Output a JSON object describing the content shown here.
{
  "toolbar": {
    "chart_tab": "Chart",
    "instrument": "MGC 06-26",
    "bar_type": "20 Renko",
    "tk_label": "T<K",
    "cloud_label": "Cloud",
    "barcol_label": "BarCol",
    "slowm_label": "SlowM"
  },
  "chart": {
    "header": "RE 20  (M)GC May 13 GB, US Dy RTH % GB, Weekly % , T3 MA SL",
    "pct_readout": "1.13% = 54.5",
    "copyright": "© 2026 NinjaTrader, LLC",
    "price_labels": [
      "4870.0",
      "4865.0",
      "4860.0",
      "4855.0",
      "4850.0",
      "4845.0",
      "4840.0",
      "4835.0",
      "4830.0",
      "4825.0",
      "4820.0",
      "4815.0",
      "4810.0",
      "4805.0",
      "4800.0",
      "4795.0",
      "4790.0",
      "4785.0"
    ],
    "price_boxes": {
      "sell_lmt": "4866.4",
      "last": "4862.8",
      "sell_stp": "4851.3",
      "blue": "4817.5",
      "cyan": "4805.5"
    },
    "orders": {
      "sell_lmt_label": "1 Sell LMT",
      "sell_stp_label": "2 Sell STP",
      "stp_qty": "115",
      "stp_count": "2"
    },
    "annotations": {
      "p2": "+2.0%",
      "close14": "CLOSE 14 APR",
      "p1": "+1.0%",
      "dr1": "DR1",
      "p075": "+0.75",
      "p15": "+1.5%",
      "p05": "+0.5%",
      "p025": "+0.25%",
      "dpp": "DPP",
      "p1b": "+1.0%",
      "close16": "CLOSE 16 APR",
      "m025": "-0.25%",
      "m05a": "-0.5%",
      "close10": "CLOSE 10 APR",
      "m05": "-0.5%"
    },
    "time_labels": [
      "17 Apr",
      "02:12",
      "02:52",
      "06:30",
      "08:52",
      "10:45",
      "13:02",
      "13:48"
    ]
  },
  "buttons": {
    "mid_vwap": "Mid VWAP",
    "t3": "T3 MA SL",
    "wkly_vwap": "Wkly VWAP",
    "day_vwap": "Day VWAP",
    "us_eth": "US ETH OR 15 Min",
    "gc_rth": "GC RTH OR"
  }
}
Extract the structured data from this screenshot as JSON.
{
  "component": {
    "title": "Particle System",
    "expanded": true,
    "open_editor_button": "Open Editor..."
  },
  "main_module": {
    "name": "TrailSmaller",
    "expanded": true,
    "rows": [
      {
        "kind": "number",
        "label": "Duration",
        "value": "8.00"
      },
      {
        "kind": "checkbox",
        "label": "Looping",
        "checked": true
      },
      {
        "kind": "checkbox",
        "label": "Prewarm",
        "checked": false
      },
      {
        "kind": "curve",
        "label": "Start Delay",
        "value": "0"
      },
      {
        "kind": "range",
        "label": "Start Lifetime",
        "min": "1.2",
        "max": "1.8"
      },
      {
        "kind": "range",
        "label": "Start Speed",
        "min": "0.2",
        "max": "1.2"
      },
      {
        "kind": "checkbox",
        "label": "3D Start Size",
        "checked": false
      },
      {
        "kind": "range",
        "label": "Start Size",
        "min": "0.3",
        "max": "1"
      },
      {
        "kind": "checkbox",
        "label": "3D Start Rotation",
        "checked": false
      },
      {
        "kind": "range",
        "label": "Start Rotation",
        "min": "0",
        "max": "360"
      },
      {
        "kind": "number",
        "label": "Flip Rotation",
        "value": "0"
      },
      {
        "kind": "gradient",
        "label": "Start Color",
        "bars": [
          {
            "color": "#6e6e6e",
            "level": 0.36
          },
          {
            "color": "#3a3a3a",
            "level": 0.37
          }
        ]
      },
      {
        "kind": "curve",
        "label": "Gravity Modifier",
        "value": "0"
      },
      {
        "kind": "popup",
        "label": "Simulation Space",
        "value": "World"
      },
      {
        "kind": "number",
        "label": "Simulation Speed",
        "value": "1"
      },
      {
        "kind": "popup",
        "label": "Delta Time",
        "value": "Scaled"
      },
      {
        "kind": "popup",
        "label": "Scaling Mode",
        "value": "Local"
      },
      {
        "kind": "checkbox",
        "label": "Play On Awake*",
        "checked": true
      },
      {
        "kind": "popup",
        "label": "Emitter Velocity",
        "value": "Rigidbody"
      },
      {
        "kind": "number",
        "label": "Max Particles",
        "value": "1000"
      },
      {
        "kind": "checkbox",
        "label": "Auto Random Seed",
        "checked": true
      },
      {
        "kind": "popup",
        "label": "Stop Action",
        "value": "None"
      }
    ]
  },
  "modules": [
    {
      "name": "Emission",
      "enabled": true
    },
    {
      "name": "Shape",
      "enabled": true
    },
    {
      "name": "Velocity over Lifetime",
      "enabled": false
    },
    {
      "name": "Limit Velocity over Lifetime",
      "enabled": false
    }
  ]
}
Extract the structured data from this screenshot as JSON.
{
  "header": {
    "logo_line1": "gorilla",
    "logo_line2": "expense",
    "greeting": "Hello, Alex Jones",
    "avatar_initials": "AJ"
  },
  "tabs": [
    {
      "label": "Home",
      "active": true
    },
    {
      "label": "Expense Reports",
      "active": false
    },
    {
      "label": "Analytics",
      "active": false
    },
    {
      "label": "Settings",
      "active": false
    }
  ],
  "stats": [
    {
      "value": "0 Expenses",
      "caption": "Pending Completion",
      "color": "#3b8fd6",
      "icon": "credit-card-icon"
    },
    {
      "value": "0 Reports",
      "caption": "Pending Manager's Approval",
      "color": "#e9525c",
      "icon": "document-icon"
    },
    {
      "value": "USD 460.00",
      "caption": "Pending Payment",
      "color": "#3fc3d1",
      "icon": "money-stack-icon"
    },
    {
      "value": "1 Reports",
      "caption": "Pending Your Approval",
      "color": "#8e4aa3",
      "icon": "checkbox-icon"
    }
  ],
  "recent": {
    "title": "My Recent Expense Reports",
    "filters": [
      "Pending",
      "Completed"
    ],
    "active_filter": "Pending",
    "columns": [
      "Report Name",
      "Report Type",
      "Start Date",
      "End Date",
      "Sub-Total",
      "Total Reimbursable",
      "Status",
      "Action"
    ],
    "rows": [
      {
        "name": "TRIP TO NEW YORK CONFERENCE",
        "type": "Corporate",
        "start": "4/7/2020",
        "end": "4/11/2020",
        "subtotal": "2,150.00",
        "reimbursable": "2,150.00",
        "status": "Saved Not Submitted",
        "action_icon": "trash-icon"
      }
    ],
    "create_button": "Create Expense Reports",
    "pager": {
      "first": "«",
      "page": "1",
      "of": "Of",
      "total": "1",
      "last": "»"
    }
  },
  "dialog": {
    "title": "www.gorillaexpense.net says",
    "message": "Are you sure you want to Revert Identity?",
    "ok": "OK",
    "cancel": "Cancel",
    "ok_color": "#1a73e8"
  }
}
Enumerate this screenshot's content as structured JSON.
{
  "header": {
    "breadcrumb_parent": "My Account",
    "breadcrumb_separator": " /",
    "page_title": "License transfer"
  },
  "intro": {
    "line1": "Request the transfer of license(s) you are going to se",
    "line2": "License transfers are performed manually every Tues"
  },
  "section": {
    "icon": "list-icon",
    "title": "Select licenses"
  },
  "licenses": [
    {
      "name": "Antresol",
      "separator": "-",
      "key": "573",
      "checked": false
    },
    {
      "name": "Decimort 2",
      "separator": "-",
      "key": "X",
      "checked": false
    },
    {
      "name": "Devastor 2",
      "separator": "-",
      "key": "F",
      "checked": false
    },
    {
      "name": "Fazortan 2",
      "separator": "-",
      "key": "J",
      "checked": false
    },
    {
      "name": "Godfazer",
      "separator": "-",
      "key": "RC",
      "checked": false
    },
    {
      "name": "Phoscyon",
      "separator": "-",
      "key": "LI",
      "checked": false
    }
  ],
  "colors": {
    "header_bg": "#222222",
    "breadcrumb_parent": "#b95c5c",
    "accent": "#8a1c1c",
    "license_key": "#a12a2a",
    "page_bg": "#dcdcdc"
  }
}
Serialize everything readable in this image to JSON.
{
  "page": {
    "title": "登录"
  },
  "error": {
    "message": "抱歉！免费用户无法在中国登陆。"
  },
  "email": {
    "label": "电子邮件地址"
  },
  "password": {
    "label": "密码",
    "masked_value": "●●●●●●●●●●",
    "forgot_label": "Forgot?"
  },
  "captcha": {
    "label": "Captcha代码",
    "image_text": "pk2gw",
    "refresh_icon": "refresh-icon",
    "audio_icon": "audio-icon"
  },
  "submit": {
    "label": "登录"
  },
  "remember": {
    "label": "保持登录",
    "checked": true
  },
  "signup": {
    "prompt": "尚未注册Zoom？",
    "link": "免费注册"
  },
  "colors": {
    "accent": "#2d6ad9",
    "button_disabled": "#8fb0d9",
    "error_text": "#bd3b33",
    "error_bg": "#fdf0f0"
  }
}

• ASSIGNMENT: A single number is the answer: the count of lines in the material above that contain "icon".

• ANSWER TO THIS EXERCISE: 8